I've written several posts about the opening on the House Appropriations Committee that came from Rep. Roger Wicker's (R-MS) appointment to the Senate to fill Trent Lott's open seat. The House GOP had an opportunity to ensure that their commitment to end pork-barrel spending got taken seriously by appointing a porkbuster to the post. Jeff Flake would have delivered that message, as his record on earmark reform is unmistakable.
Rep. Jo Bonner (R-Ala.) has been selected to fill the appropriations panel seat vacated by ex-Rep. Roger Wicker (R-Miss.), several GOP sources said Thursday.
GOP leaders faced a pool of seven House lawmakers, including the chairman of the House campaign committee who ran against two politically vulnerable members, and Rep. Jeff Flake (R-Ariz.), who was backed by the anti-earmark community and conservative blogs.
Bonner’s selection is a safe move, given his membership in the conservative Republican Study Committee and that he is filling a seat vacated by a fellow southerner.
Bonner has a 2% rating from the Club for Growth on its RePork Card. That means that Bonner voted for 1 out of 50 pork reform bills in 2007. Bonner is no stranger to earmarking. While totals are difficult to come by, thanks to the 110th Congress' rulebreaking on earmark transparency,he has at least $4.5 million in earmarks in the defense bill and a half-million in the Labor/HHS/Education appropriation as well.
House Majority Leader John Boehner noted that Bonner supports a moratorium on earmarks, as well as the unilateral reforms that the GOP caucus has promulgated for this year's budget process. The moratorium only comes into effect, however, if the Democrats agree to it. Except for a high-profile endorsement from the very liberal Henry Waxman (D-CA), the Democrats have taken a pass. The House Republican caucus has rejected a unilateral moratorium, which leaves Bonner free to pursue earmarks -- and worse, keeps a real watchdog off of the Appropriations panel.
The House GOP caucus has a tough election year ahead. If they want a message that gives voters a reason to vote for Republicans rather than just against Democrats, they could do a lot worse than to campaign on ending the source of personal corruption on Capitol Hill. That will take real risk and real courage by unilaterally declaring that the Republican Party will no longer participate in the earmarking process that buys contributors and illegitimately extends federal power, and in appointing activists to key positions to make sure that earmarks get opposed all the way through the process.

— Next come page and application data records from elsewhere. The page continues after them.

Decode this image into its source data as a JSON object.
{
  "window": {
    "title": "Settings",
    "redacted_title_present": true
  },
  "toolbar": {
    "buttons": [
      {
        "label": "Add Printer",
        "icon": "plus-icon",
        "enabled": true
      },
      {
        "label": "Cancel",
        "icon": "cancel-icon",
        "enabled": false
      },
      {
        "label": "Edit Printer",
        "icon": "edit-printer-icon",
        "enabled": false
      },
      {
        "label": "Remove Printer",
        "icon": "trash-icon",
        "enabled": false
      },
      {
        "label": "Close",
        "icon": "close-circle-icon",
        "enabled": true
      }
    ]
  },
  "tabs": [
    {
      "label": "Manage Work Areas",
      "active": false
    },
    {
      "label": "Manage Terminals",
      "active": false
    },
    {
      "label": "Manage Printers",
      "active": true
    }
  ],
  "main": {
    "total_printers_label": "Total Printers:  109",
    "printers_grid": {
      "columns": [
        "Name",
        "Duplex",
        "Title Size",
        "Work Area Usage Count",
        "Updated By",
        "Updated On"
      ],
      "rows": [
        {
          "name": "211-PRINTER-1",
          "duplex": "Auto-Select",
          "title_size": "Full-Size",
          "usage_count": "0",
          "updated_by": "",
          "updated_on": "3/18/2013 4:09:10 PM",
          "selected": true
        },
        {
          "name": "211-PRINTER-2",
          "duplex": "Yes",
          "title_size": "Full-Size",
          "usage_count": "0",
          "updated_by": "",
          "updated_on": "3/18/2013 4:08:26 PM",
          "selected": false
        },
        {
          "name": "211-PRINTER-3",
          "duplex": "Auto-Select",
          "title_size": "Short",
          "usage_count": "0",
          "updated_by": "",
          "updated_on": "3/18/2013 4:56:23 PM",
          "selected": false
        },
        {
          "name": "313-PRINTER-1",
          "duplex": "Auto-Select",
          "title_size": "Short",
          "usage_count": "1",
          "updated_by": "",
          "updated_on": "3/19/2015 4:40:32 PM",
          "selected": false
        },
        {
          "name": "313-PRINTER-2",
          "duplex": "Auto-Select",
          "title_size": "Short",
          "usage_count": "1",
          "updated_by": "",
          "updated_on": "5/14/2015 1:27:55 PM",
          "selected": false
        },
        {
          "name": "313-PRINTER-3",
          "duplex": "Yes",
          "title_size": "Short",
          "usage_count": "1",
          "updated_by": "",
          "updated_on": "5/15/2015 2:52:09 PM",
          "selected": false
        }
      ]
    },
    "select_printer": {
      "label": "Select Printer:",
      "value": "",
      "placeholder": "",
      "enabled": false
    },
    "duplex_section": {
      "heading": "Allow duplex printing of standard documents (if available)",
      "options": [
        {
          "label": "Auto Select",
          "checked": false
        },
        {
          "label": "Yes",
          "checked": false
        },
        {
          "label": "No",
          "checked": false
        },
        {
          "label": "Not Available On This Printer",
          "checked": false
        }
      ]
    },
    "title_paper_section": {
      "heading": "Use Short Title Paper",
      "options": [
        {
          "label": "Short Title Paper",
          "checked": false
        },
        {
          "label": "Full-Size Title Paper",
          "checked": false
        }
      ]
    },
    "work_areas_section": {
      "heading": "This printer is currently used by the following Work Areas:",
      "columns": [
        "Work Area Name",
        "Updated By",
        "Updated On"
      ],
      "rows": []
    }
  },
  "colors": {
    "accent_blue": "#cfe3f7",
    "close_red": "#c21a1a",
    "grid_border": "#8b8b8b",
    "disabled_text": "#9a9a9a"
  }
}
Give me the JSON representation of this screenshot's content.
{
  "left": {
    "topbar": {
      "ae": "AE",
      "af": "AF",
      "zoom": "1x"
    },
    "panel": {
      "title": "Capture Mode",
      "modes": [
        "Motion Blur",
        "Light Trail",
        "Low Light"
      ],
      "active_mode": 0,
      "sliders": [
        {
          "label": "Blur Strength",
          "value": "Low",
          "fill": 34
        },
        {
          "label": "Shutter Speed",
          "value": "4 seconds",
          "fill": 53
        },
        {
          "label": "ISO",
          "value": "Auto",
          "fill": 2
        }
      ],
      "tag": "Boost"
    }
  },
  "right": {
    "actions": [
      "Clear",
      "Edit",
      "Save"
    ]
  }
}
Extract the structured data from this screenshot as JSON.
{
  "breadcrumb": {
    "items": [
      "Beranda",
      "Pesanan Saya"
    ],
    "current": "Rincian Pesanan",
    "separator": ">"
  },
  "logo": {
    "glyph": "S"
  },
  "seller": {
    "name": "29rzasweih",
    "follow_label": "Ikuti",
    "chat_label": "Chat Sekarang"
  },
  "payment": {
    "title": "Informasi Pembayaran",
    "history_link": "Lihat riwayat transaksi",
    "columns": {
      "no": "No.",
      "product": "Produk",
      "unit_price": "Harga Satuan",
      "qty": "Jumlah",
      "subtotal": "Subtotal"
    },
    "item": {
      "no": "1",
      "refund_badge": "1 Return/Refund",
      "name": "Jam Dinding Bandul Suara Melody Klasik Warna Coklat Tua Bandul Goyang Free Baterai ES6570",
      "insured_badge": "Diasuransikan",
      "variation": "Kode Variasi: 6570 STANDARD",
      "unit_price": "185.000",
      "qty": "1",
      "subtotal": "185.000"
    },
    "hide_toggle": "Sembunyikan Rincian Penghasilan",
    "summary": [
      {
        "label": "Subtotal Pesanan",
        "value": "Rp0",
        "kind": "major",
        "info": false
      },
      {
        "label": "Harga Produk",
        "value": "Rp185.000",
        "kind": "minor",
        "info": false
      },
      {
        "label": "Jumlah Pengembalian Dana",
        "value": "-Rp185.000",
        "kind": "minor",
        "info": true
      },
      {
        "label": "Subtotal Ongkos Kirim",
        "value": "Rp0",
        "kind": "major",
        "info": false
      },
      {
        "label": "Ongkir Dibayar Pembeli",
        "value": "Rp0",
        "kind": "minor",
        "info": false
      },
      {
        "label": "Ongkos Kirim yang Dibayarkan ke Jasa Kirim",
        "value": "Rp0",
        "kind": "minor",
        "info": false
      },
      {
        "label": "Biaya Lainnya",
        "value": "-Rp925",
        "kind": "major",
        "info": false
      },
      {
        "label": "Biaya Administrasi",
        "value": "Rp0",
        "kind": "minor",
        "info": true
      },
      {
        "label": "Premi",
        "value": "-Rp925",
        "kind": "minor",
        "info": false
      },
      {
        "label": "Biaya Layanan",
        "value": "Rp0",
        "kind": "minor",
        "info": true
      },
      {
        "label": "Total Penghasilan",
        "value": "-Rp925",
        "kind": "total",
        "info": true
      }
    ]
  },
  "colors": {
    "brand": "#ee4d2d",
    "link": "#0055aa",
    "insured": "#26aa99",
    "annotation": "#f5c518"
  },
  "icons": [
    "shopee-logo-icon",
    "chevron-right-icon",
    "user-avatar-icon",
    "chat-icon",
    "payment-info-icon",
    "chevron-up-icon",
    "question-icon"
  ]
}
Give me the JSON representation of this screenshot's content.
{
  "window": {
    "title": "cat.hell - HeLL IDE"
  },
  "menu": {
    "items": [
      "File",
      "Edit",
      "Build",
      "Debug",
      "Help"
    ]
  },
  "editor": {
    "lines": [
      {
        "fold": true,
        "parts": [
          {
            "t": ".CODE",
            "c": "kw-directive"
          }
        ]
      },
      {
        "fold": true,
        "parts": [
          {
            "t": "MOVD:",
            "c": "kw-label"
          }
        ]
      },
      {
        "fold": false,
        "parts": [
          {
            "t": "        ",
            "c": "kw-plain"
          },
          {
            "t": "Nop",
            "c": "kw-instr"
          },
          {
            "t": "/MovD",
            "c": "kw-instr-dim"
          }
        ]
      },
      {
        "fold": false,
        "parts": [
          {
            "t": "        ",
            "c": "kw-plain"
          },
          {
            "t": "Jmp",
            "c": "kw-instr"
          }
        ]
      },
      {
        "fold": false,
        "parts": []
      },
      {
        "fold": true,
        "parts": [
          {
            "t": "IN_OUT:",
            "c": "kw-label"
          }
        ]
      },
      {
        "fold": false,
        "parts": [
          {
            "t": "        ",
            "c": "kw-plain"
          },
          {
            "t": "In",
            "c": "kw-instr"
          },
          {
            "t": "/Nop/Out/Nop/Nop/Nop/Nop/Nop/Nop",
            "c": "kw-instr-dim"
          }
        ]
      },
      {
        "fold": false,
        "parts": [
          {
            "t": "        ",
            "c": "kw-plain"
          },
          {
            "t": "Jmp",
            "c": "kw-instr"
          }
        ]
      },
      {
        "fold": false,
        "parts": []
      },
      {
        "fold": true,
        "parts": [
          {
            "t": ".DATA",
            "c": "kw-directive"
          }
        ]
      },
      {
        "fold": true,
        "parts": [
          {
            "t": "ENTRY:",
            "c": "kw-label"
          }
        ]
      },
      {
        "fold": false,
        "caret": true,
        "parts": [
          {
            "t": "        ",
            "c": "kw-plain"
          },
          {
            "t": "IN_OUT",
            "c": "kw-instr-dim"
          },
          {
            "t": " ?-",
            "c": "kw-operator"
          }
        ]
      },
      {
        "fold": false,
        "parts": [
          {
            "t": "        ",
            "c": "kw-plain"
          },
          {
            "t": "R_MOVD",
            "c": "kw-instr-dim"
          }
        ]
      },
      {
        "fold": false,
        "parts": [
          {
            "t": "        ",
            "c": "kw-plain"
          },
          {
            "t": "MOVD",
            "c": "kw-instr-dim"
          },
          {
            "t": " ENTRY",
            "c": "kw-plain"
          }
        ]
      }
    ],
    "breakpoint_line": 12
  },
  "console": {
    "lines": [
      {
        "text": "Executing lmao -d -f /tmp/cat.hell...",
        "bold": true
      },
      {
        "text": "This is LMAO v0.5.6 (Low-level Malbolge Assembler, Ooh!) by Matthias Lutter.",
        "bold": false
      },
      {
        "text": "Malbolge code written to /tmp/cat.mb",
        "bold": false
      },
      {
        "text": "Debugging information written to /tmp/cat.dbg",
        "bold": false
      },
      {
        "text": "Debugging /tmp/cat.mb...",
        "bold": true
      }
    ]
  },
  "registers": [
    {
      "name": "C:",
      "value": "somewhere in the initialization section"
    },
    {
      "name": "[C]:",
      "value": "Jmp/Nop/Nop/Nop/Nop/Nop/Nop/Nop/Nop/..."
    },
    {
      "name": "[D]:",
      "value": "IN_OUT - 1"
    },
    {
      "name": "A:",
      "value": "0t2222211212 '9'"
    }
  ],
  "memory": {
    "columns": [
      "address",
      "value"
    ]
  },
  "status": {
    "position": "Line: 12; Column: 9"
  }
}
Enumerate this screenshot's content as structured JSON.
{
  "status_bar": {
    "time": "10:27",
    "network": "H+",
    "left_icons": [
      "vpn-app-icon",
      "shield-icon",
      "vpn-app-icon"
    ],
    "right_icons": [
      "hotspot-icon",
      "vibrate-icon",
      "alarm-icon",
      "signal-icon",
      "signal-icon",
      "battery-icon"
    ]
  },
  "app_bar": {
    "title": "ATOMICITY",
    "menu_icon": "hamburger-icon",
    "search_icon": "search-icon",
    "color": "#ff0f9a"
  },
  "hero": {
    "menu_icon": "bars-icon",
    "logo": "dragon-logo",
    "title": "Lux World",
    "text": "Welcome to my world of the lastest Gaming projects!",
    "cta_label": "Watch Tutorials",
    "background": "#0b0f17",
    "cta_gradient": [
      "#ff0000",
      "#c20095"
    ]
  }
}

They could win with these kinds of bold moves. The half-measures they have offered thus far will not impress enough people to carry them to victory. The appointment of Jo Bonner doesn't even qualify as a half-measure, but looks like business as usual.
UPDATE: Others commenting on this fumblaya: